◆ WHAT IS REQUIRED
For the word "Madigawa", return each line of the data in which it occurs.

◆ GIVEN RECORDS
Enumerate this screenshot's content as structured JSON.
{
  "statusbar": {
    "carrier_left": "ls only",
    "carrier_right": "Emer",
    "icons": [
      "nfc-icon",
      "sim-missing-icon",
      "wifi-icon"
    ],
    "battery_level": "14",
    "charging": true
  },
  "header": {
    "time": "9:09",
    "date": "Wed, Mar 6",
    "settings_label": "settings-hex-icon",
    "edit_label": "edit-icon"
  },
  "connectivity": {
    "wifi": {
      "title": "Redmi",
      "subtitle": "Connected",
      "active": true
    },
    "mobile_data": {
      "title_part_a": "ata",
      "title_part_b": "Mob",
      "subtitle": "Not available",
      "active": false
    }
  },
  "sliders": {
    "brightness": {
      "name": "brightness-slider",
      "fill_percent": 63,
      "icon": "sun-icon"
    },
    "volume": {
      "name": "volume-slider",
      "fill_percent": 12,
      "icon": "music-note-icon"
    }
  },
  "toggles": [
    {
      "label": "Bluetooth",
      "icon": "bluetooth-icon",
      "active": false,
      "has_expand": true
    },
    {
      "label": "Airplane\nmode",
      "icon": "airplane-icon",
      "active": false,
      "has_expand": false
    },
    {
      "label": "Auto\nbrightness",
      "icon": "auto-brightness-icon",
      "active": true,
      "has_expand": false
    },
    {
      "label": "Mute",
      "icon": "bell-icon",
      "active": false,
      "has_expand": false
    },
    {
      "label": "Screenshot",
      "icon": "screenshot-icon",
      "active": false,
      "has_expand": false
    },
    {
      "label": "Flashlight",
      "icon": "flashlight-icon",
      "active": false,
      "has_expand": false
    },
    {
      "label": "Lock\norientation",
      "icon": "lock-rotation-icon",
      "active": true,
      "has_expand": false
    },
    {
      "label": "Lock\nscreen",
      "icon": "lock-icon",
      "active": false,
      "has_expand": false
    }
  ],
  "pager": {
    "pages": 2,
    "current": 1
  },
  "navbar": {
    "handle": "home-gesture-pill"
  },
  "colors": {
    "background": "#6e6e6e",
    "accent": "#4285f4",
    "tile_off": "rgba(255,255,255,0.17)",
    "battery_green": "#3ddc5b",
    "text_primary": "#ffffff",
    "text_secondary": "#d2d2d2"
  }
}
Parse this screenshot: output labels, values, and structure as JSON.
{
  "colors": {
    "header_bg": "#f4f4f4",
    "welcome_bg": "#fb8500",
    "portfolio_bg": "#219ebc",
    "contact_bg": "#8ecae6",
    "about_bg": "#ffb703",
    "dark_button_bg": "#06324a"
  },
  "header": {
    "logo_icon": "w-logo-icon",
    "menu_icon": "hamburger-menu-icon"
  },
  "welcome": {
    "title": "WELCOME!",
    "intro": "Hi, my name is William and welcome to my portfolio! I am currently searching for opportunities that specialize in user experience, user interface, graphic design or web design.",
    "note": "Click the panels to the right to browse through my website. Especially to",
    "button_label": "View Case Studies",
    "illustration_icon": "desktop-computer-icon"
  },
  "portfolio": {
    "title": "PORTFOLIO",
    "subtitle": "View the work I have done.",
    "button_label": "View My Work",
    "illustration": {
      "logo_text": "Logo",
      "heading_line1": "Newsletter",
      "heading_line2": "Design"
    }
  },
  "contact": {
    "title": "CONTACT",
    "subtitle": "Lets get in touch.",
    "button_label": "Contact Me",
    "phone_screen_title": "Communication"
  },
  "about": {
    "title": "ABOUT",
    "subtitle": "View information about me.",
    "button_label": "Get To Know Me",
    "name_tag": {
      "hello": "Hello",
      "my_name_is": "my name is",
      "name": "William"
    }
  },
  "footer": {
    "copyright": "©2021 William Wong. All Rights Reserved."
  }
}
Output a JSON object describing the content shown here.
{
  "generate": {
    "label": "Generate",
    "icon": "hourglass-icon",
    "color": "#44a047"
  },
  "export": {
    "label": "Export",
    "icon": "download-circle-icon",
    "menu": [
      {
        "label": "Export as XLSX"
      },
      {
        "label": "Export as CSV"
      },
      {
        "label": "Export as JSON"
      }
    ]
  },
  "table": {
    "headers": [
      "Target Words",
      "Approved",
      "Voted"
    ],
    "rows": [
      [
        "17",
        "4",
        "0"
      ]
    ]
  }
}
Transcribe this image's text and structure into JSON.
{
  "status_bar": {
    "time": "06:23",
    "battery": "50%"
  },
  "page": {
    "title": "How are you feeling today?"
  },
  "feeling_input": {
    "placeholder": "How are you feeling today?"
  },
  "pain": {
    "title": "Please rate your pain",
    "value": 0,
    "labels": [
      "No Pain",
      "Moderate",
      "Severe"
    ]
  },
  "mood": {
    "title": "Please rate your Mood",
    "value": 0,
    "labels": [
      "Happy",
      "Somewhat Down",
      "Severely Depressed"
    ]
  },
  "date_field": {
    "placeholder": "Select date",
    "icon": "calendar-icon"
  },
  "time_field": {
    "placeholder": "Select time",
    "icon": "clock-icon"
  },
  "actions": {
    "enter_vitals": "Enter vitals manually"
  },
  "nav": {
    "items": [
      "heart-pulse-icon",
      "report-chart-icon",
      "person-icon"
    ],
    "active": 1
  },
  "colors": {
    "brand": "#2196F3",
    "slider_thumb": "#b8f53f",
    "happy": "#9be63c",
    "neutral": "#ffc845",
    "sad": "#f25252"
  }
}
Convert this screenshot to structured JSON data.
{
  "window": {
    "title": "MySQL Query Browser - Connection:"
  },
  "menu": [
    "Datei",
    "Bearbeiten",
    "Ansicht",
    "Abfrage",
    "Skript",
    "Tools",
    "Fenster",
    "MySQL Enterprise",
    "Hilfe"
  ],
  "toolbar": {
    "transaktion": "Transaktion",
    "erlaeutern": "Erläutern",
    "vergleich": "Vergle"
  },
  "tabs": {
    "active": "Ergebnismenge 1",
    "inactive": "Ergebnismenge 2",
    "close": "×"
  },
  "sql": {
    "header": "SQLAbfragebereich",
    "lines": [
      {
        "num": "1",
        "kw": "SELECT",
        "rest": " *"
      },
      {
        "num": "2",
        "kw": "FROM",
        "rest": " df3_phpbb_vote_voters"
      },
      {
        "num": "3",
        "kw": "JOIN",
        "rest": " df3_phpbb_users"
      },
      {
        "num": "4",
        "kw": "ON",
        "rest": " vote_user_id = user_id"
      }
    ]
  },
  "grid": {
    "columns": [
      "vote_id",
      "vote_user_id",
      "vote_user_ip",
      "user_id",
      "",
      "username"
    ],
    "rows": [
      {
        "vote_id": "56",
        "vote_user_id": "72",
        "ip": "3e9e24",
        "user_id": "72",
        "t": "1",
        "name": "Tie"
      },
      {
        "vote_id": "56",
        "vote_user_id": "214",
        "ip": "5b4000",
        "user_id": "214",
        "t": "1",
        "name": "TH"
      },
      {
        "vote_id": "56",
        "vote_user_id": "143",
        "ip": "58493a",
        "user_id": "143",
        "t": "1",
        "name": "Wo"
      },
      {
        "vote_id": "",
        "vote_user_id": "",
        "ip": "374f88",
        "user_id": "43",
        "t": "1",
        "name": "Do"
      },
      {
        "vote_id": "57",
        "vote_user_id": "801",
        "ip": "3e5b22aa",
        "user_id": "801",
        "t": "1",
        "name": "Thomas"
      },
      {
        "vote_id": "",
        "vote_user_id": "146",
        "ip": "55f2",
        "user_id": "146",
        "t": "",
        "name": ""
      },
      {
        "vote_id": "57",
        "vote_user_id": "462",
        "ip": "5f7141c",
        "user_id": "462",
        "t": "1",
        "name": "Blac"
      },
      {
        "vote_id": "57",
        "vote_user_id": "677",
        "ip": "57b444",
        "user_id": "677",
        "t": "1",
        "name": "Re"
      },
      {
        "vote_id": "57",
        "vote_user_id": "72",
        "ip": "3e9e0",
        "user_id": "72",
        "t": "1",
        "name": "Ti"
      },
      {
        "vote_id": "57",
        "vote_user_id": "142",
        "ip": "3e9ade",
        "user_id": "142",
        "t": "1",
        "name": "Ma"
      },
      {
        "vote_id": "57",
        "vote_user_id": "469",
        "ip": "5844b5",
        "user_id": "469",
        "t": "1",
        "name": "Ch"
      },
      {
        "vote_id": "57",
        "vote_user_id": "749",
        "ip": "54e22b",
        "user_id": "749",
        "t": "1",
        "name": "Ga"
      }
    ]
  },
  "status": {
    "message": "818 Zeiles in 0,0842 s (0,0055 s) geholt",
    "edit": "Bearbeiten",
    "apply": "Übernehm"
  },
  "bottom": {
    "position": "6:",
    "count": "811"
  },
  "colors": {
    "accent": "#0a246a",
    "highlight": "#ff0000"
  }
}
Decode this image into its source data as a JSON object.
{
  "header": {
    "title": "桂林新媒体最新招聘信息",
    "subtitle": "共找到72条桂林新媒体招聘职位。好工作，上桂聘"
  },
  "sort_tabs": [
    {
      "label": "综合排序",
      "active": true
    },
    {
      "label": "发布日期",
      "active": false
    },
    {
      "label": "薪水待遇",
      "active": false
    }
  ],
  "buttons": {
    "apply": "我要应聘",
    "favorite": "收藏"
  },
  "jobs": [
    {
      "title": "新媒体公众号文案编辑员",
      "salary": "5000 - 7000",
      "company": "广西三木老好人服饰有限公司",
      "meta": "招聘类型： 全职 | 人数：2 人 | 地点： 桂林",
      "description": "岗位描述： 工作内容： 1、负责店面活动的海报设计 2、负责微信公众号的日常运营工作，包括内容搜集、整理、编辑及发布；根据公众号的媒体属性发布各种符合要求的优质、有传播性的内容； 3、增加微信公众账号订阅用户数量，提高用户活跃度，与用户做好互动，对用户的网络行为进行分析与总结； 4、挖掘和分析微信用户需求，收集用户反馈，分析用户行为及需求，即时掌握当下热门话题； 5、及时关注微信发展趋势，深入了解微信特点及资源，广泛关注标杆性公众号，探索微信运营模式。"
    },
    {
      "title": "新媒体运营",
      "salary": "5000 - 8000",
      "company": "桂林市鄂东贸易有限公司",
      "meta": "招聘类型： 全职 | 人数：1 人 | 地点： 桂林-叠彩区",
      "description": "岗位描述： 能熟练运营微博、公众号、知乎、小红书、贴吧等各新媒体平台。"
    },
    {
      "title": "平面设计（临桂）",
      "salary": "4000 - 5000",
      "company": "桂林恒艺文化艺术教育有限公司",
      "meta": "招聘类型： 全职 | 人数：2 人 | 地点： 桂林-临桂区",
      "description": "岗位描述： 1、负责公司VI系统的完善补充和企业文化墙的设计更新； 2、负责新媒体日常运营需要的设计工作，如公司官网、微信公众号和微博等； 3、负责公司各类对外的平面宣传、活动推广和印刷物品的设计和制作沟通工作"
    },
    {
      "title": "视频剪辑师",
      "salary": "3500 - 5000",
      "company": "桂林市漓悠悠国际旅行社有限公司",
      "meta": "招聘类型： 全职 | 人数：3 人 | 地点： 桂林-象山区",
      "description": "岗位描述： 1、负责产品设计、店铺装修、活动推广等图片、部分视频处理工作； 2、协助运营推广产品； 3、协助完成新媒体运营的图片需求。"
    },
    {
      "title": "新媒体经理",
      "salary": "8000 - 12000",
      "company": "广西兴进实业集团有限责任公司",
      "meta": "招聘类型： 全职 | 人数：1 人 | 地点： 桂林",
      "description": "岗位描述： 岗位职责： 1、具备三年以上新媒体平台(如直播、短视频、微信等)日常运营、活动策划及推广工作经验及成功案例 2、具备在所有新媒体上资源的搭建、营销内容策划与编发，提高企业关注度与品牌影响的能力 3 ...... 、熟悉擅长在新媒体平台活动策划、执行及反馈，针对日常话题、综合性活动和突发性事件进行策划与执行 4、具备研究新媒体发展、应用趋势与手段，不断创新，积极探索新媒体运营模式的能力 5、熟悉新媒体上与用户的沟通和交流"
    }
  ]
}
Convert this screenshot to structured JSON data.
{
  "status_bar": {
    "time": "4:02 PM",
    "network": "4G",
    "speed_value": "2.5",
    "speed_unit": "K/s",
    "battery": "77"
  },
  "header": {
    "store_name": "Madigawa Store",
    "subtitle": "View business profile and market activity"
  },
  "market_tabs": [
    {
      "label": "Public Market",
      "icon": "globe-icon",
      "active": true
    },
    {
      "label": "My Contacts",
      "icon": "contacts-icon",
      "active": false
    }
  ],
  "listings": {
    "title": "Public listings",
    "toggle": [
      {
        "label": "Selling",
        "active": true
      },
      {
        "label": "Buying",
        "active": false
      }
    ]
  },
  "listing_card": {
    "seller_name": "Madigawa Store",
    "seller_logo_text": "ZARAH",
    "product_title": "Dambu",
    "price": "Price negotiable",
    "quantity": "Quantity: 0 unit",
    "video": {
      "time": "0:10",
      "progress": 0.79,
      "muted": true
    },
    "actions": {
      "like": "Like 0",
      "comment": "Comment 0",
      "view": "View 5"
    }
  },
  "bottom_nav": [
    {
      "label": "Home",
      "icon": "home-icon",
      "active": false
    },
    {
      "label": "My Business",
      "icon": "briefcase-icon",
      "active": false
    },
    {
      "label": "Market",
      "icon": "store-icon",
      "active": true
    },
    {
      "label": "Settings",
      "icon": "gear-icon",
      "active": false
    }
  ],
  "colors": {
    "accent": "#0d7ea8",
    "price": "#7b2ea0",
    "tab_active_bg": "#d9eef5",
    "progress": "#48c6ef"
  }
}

◆ RESULT
    "store_name": "Madigawa Store",
    "seller_name": "Madigawa Store",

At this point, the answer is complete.